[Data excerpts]
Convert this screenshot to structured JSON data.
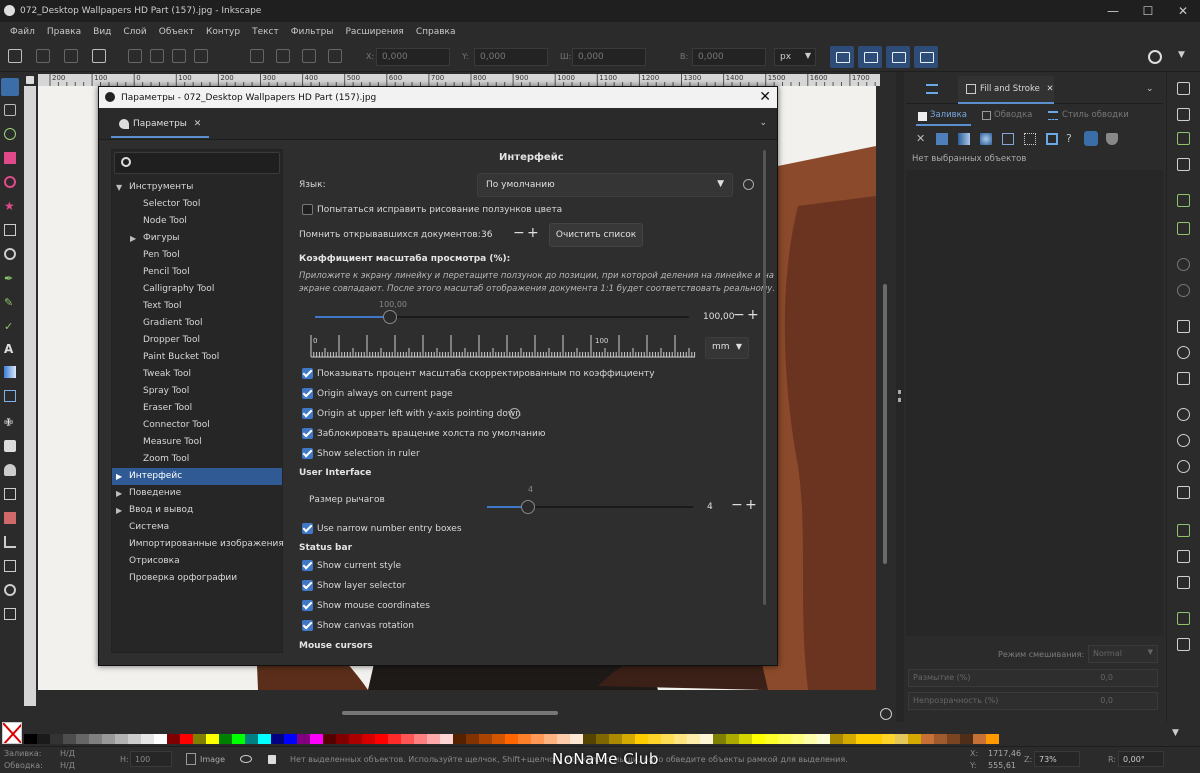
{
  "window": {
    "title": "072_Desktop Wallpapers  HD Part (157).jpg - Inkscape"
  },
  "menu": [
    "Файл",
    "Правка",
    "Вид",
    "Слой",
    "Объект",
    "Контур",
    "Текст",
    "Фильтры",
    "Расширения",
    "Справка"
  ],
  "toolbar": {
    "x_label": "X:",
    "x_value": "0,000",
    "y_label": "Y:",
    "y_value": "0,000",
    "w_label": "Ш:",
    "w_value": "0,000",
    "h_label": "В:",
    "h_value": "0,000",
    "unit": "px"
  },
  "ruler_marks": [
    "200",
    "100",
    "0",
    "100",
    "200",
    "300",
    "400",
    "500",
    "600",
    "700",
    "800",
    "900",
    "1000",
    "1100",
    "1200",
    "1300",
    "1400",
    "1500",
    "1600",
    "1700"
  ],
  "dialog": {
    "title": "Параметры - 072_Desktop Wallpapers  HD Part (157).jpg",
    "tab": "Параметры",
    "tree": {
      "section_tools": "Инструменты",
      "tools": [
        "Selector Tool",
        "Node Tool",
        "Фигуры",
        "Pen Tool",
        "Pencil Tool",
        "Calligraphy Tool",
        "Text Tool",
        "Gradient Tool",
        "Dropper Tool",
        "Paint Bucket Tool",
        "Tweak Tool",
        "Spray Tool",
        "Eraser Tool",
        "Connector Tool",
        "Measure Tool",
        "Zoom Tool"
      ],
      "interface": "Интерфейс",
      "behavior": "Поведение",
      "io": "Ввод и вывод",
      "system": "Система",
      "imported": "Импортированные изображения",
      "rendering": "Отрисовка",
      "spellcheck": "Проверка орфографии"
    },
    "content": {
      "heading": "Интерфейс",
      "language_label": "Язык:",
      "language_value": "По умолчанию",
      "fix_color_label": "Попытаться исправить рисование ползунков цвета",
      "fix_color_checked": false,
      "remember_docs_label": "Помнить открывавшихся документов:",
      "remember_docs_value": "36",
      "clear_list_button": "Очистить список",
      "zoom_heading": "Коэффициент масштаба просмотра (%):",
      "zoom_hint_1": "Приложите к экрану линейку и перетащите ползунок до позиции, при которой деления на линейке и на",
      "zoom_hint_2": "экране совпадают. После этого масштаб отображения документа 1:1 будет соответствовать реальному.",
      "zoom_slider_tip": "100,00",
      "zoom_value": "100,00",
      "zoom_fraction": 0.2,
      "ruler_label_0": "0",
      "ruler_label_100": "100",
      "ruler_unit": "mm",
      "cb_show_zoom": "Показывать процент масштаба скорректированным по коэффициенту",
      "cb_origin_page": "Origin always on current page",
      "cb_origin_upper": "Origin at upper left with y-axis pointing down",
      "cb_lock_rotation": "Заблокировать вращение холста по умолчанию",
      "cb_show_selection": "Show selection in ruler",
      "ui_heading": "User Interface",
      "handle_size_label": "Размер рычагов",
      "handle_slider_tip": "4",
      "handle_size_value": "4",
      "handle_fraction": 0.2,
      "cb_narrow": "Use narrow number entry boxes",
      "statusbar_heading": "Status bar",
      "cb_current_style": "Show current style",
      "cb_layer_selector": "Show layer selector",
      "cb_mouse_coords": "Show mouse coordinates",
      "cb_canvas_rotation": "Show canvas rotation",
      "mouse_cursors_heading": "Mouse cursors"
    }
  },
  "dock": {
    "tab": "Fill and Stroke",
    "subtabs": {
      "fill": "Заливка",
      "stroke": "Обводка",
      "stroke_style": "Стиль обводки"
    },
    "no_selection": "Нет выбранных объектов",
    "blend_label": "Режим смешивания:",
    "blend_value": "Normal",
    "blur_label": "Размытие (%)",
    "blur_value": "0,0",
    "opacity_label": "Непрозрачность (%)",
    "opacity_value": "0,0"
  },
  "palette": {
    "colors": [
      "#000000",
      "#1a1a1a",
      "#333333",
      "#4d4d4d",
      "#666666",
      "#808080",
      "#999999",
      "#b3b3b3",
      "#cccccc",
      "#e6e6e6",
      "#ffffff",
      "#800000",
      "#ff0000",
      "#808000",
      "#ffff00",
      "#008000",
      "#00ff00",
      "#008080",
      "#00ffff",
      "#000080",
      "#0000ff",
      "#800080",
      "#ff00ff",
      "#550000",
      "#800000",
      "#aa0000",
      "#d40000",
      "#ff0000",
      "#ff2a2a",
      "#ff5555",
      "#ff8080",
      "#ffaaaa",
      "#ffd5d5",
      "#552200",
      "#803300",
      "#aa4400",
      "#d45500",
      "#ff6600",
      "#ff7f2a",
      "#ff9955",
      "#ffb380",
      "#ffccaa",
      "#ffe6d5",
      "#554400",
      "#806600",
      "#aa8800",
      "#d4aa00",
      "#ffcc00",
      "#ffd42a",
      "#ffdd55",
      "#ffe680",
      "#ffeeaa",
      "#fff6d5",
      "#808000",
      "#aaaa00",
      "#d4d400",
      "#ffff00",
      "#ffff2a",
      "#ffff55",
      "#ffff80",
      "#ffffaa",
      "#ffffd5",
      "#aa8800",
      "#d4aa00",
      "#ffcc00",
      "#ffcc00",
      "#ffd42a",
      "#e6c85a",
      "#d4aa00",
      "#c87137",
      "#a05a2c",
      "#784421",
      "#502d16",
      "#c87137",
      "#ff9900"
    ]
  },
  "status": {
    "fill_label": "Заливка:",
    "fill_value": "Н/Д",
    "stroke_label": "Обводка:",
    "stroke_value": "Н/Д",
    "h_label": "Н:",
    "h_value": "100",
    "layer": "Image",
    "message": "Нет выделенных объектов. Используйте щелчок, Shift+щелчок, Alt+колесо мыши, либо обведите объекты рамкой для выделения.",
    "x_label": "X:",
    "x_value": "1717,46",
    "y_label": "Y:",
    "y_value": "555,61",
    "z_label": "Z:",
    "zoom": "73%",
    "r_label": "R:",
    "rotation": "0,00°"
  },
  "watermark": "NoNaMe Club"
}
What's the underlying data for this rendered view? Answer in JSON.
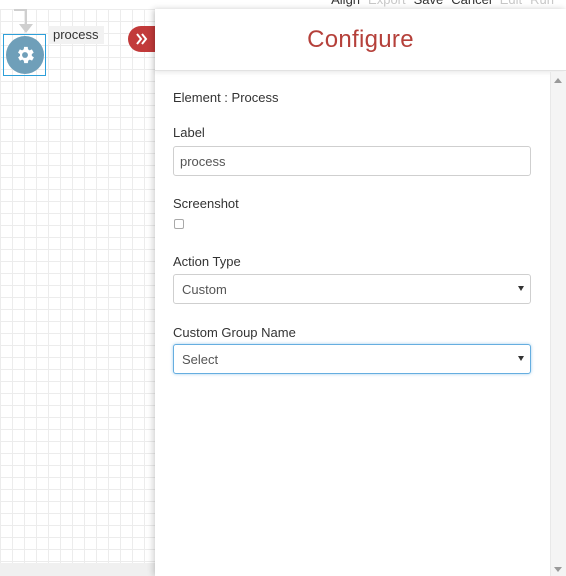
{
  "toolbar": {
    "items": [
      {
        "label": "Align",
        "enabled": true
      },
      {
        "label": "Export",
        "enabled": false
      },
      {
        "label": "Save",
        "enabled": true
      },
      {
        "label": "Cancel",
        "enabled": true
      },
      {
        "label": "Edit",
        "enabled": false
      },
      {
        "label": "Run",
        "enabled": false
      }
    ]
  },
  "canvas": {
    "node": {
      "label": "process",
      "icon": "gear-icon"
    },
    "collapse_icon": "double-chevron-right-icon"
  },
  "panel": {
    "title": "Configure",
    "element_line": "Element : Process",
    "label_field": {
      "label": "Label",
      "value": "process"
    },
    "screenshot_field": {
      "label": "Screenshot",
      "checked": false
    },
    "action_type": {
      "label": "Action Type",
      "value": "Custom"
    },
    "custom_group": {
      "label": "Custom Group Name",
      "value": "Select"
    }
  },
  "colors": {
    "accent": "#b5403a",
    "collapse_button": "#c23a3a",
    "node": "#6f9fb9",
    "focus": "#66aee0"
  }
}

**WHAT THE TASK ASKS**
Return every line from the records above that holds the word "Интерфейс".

**TASK RESPONSE**
      "interface": "Интерфейс",
      "heading": "Интерфейс",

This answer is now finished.